Who is Equifax, and why are they in the news? Equifax is one of the leading consumer credit reporting agencies. Earlier this month, they announced a major loss of data.
Hackers gaining access to Equifax data have left 143 million consumers vulnerable to identify theft and credit fraud. It’s hard to believe, but with this data they can open up new lines of credit, potentially move money in existing accounts and commit many other criminal acts.
What should you do?
First of all, this information should not cause you to panic. There’s no need for that. But we do hope it causes you to take prudent action to protect yourself. Here are 9 steps that will help protect you.
1. Check to see if you have been exposed.
Visit Equifax’s website, equifaxsecurity2017.com. Click on the “Potential Impact” tab. Be sure you use a trusted computer and a secure network when entering any information on websites. Enter your last name and the last six digits of your Social Security number to see if you may be at risk. Equifax is offering a year of free credit monitoring, and the link above starts the signup process. You have until November 21, 2017 to enroll Equifax’s free service.
2. Check with your employer.
Some employers are offering to help their employees to take protective steps and are providing credit monitoring services.
3. Get your credit report.
Equifax, Experian and TransUnion each offer one free credit report per person, per year. Encourage your spouse or significant other also to take this step. Contact:
4. Consider placing a security freeze on your credit file.
You’ll need to do this at all three credit reporting agencies.

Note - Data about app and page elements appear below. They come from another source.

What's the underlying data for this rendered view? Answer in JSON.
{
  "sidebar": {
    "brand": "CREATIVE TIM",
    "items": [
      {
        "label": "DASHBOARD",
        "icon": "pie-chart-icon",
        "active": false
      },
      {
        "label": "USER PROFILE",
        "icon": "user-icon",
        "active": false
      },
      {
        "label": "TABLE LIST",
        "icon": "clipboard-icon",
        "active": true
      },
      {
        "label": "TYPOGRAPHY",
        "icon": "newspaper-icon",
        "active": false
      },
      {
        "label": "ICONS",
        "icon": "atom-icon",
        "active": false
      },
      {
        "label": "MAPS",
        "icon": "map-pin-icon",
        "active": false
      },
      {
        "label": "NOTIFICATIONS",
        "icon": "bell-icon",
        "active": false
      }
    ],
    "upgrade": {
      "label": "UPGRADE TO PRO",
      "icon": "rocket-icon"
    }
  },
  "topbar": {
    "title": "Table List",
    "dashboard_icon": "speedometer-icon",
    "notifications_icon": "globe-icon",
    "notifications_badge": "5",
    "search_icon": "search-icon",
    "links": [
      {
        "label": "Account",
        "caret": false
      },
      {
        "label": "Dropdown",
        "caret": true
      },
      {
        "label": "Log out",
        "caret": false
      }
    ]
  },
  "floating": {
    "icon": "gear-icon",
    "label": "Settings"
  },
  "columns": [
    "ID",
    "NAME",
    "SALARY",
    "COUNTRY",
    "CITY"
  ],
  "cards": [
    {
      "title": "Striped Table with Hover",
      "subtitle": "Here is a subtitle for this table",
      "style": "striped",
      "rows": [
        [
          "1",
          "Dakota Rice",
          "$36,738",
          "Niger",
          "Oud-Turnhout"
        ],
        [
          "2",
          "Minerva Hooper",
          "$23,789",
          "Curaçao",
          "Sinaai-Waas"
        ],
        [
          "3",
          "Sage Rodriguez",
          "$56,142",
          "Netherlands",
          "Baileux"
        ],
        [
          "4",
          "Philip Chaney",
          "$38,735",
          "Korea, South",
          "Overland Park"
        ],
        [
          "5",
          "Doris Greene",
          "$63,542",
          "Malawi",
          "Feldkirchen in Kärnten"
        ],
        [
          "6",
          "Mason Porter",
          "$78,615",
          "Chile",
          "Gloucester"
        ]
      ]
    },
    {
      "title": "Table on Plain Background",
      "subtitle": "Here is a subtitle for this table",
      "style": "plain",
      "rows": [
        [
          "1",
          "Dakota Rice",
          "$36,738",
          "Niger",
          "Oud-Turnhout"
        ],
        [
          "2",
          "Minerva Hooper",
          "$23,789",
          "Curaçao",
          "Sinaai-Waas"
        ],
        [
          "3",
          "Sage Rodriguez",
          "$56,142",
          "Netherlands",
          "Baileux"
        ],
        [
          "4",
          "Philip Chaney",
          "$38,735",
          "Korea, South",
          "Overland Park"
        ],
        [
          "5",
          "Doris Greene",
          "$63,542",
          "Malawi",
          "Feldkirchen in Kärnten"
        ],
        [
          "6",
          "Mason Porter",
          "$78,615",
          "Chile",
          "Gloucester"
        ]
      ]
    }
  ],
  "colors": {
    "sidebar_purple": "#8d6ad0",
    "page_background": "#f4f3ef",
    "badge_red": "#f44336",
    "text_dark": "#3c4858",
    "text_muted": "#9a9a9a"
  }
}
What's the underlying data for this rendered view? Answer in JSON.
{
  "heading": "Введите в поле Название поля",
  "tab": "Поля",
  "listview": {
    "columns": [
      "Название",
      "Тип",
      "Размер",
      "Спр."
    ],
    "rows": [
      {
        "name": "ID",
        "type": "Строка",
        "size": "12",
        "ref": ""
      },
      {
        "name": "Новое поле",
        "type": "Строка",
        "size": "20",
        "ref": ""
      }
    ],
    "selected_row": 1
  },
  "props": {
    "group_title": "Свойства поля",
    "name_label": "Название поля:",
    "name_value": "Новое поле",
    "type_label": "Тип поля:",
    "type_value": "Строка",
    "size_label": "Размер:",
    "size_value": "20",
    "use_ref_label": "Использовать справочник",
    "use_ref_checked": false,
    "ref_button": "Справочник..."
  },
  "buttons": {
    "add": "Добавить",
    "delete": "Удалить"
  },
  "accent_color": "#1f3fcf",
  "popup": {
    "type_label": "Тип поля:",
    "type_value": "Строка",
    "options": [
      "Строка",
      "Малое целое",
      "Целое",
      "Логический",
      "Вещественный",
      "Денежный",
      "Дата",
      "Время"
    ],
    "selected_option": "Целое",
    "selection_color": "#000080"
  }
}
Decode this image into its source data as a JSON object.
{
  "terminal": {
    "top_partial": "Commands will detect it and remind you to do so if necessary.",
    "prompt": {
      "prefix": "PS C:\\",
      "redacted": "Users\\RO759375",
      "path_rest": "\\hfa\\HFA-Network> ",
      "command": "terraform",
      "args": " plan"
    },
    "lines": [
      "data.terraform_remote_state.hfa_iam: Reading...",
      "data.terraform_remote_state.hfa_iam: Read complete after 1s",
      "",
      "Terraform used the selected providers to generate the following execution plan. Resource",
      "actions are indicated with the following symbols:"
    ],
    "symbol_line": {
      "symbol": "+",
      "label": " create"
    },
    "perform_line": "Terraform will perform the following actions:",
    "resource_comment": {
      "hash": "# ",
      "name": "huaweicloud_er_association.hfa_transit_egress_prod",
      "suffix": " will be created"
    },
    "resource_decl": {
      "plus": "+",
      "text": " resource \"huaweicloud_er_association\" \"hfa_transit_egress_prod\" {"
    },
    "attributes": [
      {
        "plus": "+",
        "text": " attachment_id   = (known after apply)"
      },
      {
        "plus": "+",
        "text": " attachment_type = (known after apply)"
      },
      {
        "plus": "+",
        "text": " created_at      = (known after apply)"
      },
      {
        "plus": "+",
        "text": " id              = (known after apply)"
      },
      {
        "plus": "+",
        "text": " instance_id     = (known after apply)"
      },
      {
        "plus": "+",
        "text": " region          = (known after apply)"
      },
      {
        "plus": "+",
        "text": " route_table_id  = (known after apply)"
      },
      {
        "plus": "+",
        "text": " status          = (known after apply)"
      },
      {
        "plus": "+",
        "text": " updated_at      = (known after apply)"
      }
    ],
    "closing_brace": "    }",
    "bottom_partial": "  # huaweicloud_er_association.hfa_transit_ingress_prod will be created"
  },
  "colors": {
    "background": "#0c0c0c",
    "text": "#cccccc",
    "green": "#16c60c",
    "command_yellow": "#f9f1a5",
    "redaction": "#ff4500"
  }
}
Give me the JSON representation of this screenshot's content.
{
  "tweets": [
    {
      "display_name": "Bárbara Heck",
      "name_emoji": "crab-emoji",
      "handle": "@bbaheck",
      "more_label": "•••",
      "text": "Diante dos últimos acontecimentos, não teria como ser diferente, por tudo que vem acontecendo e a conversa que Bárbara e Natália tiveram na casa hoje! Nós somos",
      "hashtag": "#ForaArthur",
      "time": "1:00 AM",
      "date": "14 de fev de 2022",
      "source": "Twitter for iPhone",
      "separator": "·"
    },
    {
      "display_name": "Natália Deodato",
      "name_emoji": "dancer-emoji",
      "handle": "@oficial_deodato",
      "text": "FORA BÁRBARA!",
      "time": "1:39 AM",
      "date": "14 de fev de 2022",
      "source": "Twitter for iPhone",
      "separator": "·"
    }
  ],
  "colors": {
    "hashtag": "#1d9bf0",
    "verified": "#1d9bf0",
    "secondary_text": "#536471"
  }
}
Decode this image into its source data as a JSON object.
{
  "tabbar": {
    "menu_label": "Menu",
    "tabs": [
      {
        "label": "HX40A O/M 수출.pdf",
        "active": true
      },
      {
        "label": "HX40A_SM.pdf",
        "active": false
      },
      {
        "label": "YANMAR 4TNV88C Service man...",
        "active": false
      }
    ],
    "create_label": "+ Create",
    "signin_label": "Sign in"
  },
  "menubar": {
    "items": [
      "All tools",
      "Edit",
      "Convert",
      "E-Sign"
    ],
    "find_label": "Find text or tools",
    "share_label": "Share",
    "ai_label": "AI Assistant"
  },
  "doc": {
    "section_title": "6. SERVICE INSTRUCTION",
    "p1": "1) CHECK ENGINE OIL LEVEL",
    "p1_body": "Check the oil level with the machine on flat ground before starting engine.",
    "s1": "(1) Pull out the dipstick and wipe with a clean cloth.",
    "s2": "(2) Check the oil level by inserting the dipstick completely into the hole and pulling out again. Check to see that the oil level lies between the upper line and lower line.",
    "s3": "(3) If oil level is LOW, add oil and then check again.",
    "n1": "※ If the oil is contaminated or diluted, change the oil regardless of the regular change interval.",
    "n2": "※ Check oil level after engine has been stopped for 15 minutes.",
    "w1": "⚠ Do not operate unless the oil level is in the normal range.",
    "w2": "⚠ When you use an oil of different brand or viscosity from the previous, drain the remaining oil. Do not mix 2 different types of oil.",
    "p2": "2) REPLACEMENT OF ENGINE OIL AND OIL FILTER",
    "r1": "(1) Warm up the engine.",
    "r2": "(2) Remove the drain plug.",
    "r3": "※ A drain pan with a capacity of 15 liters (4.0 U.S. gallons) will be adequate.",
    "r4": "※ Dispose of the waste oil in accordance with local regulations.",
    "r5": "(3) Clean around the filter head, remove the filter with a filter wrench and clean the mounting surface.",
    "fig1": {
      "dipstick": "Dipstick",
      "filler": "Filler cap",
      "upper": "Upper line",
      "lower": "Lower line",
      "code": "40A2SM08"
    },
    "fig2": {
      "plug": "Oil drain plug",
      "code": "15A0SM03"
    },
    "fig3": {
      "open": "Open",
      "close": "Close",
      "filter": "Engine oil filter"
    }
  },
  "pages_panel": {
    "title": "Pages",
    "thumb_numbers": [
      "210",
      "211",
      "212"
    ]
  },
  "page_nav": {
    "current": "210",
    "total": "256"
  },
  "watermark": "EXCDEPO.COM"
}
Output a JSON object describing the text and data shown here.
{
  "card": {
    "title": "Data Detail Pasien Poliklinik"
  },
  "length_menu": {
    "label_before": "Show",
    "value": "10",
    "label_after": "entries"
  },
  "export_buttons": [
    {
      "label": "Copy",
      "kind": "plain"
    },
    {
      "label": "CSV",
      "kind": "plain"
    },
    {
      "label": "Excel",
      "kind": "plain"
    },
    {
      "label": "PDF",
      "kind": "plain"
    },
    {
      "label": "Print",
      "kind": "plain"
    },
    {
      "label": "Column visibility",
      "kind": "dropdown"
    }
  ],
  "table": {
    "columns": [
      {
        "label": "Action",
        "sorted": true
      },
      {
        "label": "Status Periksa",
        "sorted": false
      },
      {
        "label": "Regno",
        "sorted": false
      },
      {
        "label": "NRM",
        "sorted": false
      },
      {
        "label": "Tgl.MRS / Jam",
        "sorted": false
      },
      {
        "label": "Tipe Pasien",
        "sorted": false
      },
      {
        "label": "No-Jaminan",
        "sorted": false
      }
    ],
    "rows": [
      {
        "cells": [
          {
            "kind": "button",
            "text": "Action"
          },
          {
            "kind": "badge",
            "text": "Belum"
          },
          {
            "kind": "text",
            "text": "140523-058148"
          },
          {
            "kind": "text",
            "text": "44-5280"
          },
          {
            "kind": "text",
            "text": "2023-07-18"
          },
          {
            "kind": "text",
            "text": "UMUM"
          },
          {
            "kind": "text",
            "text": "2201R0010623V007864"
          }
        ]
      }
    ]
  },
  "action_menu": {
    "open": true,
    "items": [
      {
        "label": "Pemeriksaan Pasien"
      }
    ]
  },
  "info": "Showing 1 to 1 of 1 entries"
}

According to the Federal Trade Commission, a security freeze restricts access to your credit report, which creditors generally need to see before approving a new account. The freeze won’t affect your credit score, and it can be lifted later on if you are applying for credit, buying insurance, etc.
However, the service can cost up to $10, depending on the state. It also can cost a fee to stop a security freeze. Equifax has said it would waive fees on security freezes for the next 30 days. It’s unclear whether Equifax will impose a fee to unfreeze a credit file. Either way, consider those fees a small price to pay for added protection.
Freezing your credit is a wise safety precaution until other methods can be identified to protect your credit. In fact, Larry, Bianca and I are in the process of doing it ourselves. We are each reaching out to Equifax, Experian and TransUnion individually to request a security freeze.
5. Consider placing a fraud alert on your files.
This is an alternative to a security freeze. Whereas a security freeze locks down your credit, a fraud alert allows creditors to get a copy of your credit report — but only after they take steps to verify your identity. A fraud alert warns creditors that you may be an identity theft victim and to verify that anyone seeking credit in your name really is you. Initial fraud alerts last 90 days. Those in the military on active duty can receive fraud alerts for a year. Again, make the request with all three credit-reporting agencies.
6. Check your existing accounts.
Monitor your existing bank account, credit cards and insurance statements for fraudulent items — even small transactions that seem inconsequential. Criminals will sometimes make a small transaction on a hacked account just to see if it’s active before committing more extensive fraud.
Many financial services providers make it easy to follow account activity. Some can notify you by email or by text message, for example, any time there’s a transaction. Check to see what is available. And check all statements monthly.
7. Change your passwords.
Experts advise making passwords as complex as possible. And whenever possible, sign up for double authentication. This is where the bank might require a code they text to your mobile phone in order to access the account.
8. Plan to file your 2017 taxes early.
File them as soon as you have the tax information needed. This prevents a thief from filing as you and claiming a tax refund that may be available.
9. Be suspicious of emails and phone calls.
Be wary of emails that purport to come from Equifax. Be suspicious of anyone calling you who seems to have knowledge of your affairs. Hang up, in fact. As Larry has pointed out before, the IRS never telephones to demand money or confirm account numbers and passwords. Equifax won’t either. Nor will any credible financial institution.
If you think there has been a breach into your accounts or your identity has been stolen, contact IdentifyTheft.gov for help.
Be prepared to be patient. Equifax, Trans Union and Experian are being overwhelmed by consumer inquires. Their websites are all moving slowly and their customer service lines have long wait times. Don’t stop trying, a little perseverance now could save you a lot of pain later.
We’re doing all we can to monitor our clients’ investment accounts and minimize the possibility of their being victims of illegal activity. If you are a client of ours, please call or stop by the office. We’re here to answer all your questions.